Items listed in a dataset
------------
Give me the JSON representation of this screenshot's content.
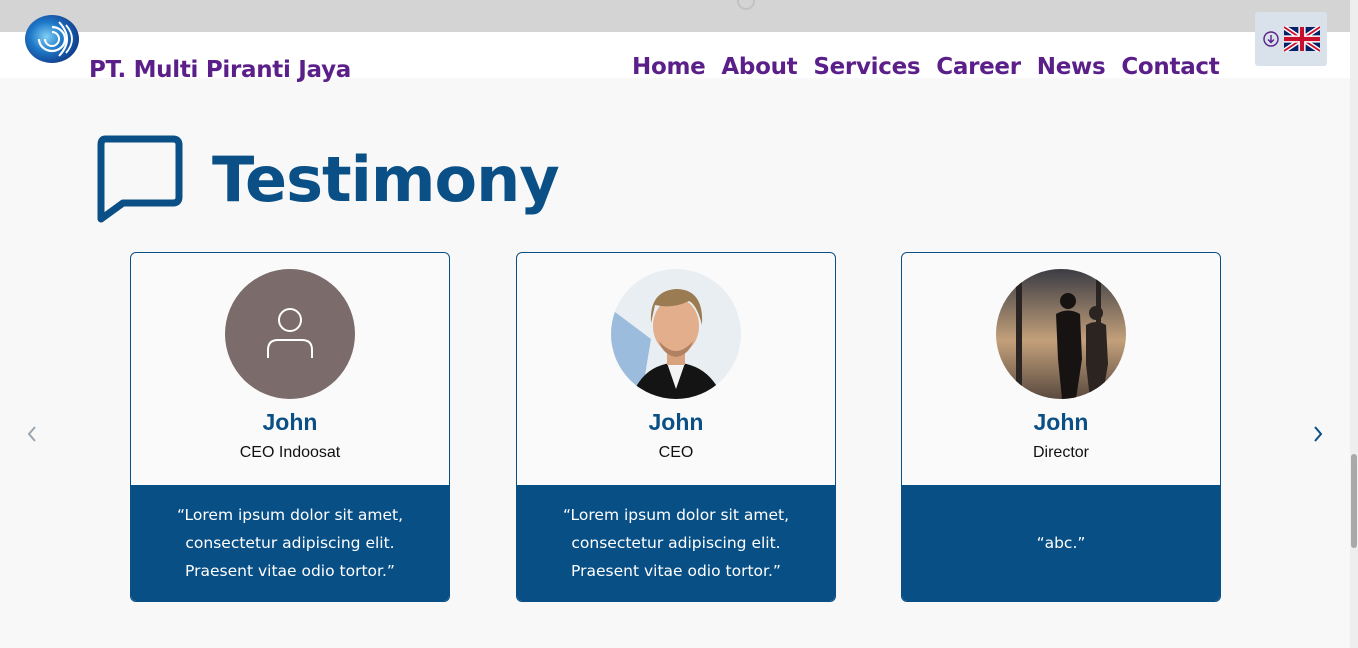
{
  "brand": {
    "name": "PT. Multi Piranti Jaya",
    "logo_icon": "swirl-logo-icon"
  },
  "nav": {
    "items": [
      "Home",
      "About",
      "Services",
      "Career",
      "News",
      "Contact"
    ]
  },
  "language": {
    "icon": "download-circle-icon",
    "flag": "uk-flag-icon"
  },
  "section": {
    "title": "Testimony",
    "icon": "chat-bubble-icon"
  },
  "carousel": {
    "prev_icon": "chevron-left-icon",
    "next_icon": "chevron-right-icon"
  },
  "testimonials": [
    {
      "name": "John",
      "role": "CEO Indoosat",
      "quote": "“Lorem ipsum dolor sit amet, consectetur adipiscing elit. Praesent vitae odio tortor.”",
      "avatar": "default-user-avatar"
    },
    {
      "name": "John",
      "role": "CEO",
      "quote": "“Lorem ipsum dolor sit amet, consectetur adipiscing elit. Praesent vitae odio tortor.”",
      "avatar": "portrait-photo"
    },
    {
      "name": "John",
      "role": "Director",
      "quote": "“abc.”",
      "avatar": "silhouette-photo"
    }
  ],
  "colors": {
    "brand_purple": "#5b1f8a",
    "primary_blue": "#0a4f86",
    "quote_bg": "#084f86",
    "avatar_grey": "#7b6b6b"
  }
}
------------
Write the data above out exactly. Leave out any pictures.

Give me the JSON representation of this screenshot's content.
{
  "brand": {
    "name": "PT. Multi Piranti Jaya",
    "logo_icon": "swirl-logo-icon"
  },
  "nav": {
    "items": [
      "Home",
      "About",
      "Services",
      "Career",
      "News",
      "Contact"
    ]
  },
  "language": {
    "icon": "download-circle-icon",
    "flag": "uk-flag-icon"
  },
  "section": {
    "title": "Testimony",
    "icon": "chat-bubble-icon"
  },
  "carousel": {
    "prev_icon": "chevron-left-icon",
    "next_icon": "chevron-right-icon"
  },
  "testimonials": [
    {
      "name": "John",
      "role": "CEO Indoosat",
      "quote": "“Lorem ipsum dolor sit amet, consectetur adipiscing elit. Praesent vitae odio tortor.”",
      "avatar": "default-user-avatar"
    },
    {
      "name": "John",
      "role": "CEO",
      "quote": "“Lorem ipsum dolor sit amet, consectetur adipiscing elit. Praesent vitae odio tortor.”",
      "avatar": "portrait-photo"
    },
    {
      "name": "John",
      "role": "Director",
      "quote": "“abc.”",
      "avatar": "silhouette-photo"
    }
  ],
  "colors": {
    "brand_purple": "#5b1f8a",
    "primary_blue": "#0a4f86",
    "quote_bg": "#084f86",
    "avatar_grey": "#7b6b6b"
  }
}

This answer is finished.